What is needed.
Without the pictures, give the records again exactly as they appear.

(Data section)

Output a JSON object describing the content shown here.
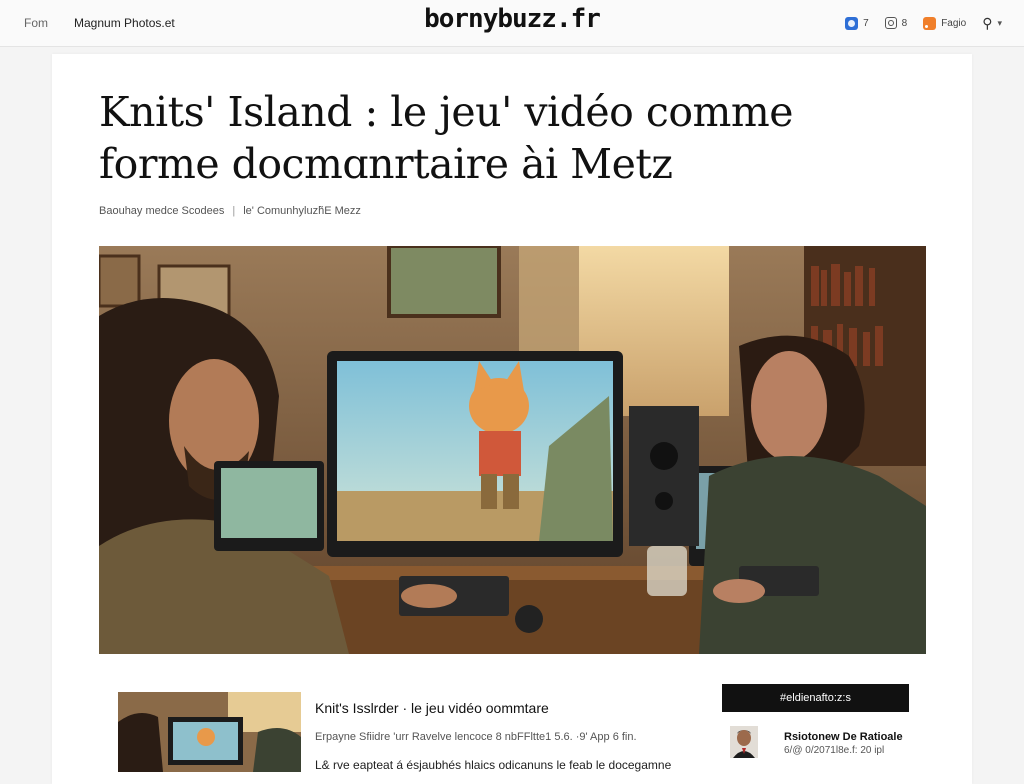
{
  "header": {
    "nav_home": "Fom",
    "nav_source": "Magnum Photos.et",
    "site_title": "bornybuzz.fr",
    "nav_right": [
      {
        "icon": "facebook-icon",
        "label": "7"
      },
      {
        "icon": "instagram-icon",
        "label": "8"
      },
      {
        "icon": "rss-icon",
        "label": "Fagio"
      }
    ],
    "search_icon": "search-icon"
  },
  "article": {
    "title_line1": "Knits' Island : le jeu' vidéo comme",
    "title_line2": "forme docmɑnrtaire ài Metz",
    "byline_author": "Baouhay medce Scodees",
    "byline_sep": "|",
    "byline_place": "le' Comunhyluzh̃E Mezz"
  },
  "related": {
    "title": "Knit's Isslrder  ·  le jeu vidéo oommtare",
    "meta": "Erpayne Sfiidre 'urr Ravelve lencoce  8 nbFFltte1 5.6.  ·9' App 6 fin.",
    "excerpt": "L& rve eapteat á ésjaubhés hlaics odicanuns le feab le docegamne"
  },
  "sidebar": {
    "heading": "#eldienafto:z:s",
    "items": [
      {
        "name": "Rsiotonew De Ratioale",
        "date": "6/@ 0/2071l8e.f: 20 ipl"
      }
    ]
  },
  "colors": {
    "accent_blue": "#2e6fd6",
    "rss_orange": "#f07f2a",
    "header_bg": "#fafafa",
    "sidebar_head_bg": "#111111"
  }
}
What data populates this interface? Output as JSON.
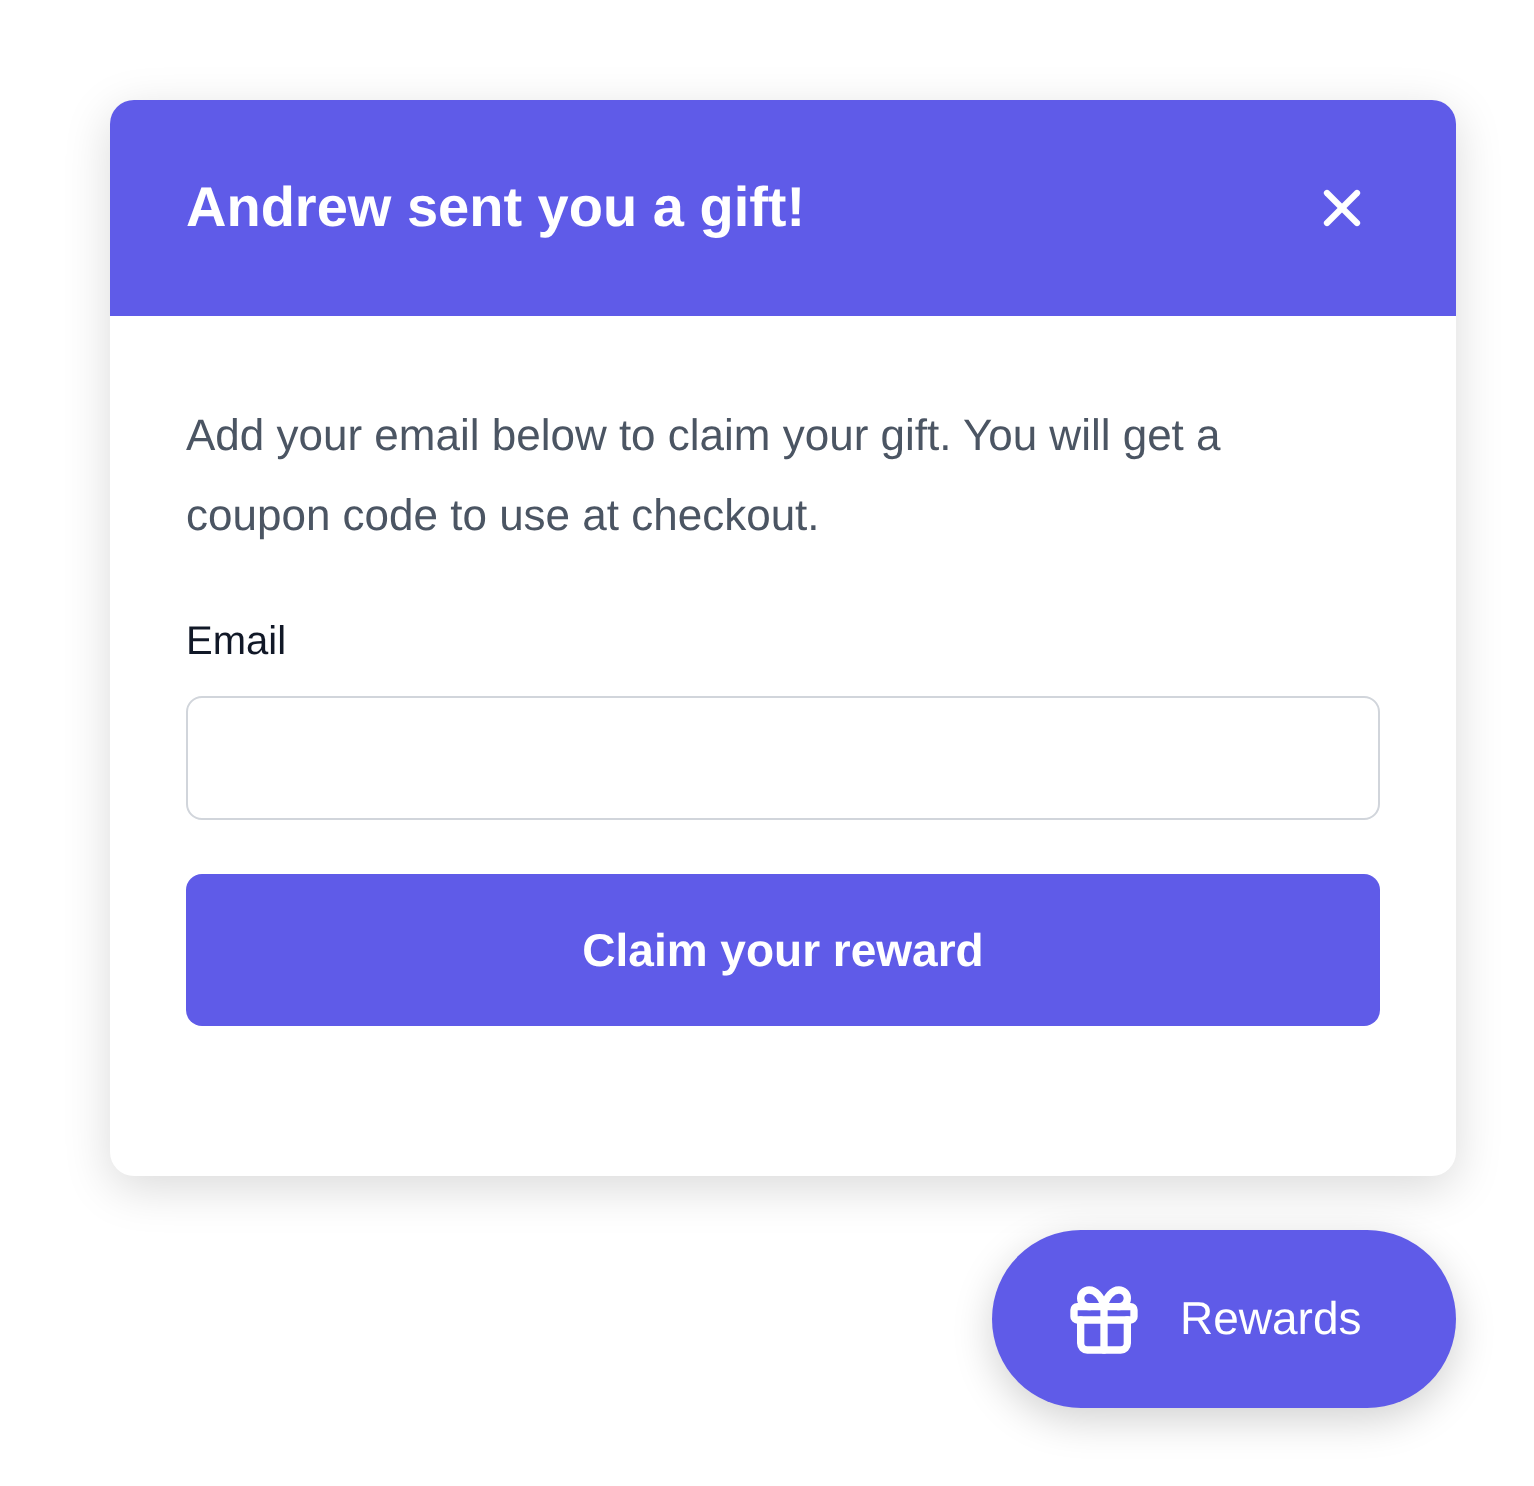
{
  "modal": {
    "title": "Andrew sent you a gift!",
    "description": "Add your email below to claim your gift. You will get a coupon code to use at checkout.",
    "email_label": "Email",
    "submit_button": "Claim your reward"
  },
  "launcher": {
    "label": "Rewards"
  }
}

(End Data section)

Answer for this exercise.
Output a JSON object describing the content shown here.
{
  "header": {
    "nav_home": "Fom",
    "nav_source": "Magnum Photos.et",
    "site_title": "bornybuzz.fr",
    "nav_right": [
      {
        "icon": "facebook-icon",
        "label": "7"
      },
      {
        "icon": "instagram-icon",
        "label": "8"
      },
      {
        "icon": "rss-icon",
        "label": "Fagio"
      }
    ],
    "search_icon": "search-icon"
  },
  "article": {
    "title_line1": "Knits' Island : le jeu' vidéo comme",
    "title_line2": "forme docmɑnrtaire ài Metz",
    "byline_author": "Baouhay medce Scodees",
    "byline_sep": "|",
    "byline_place": "le' Comunhyluzh̃E Mezz"
  },
  "related": {
    "title": "Knit's Isslrder  ·  le jeu vidéo oommtare",
    "meta": "Erpayne Sfiidre 'urr Ravelve lencoce  8 nbFFltte1 5.6.  ·9' App 6 fin.",
    "excerpt": "L& rve eapteat á ésjaubhés hlaics odicanuns le feab le docegamne"
  },
  "sidebar": {
    "heading": "#eldienafto:z:s",
    "items": [
      {
        "name": "Rsiotonew De Ratioale",
        "date": "6/@ 0/2071l8e.f: 20 ipl"
      }
    ]
  },
  "colors": {
    "accent_blue": "#2e6fd6",
    "rss_orange": "#f07f2a",
    "header_bg": "#fafafa",
    "sidebar_head_bg": "#111111"
  }
}
What data populates this interface? Output as JSON.
{
  "modal": {
    "title": "Andrew sent you a gift!",
    "description": "Add your email below to claim your gift. You will get a coupon code to use at checkout.",
    "email_label": "Email",
    "submit_button": "Claim your reward"
  },
  "launcher": {
    "label": "Rewards"
  }
}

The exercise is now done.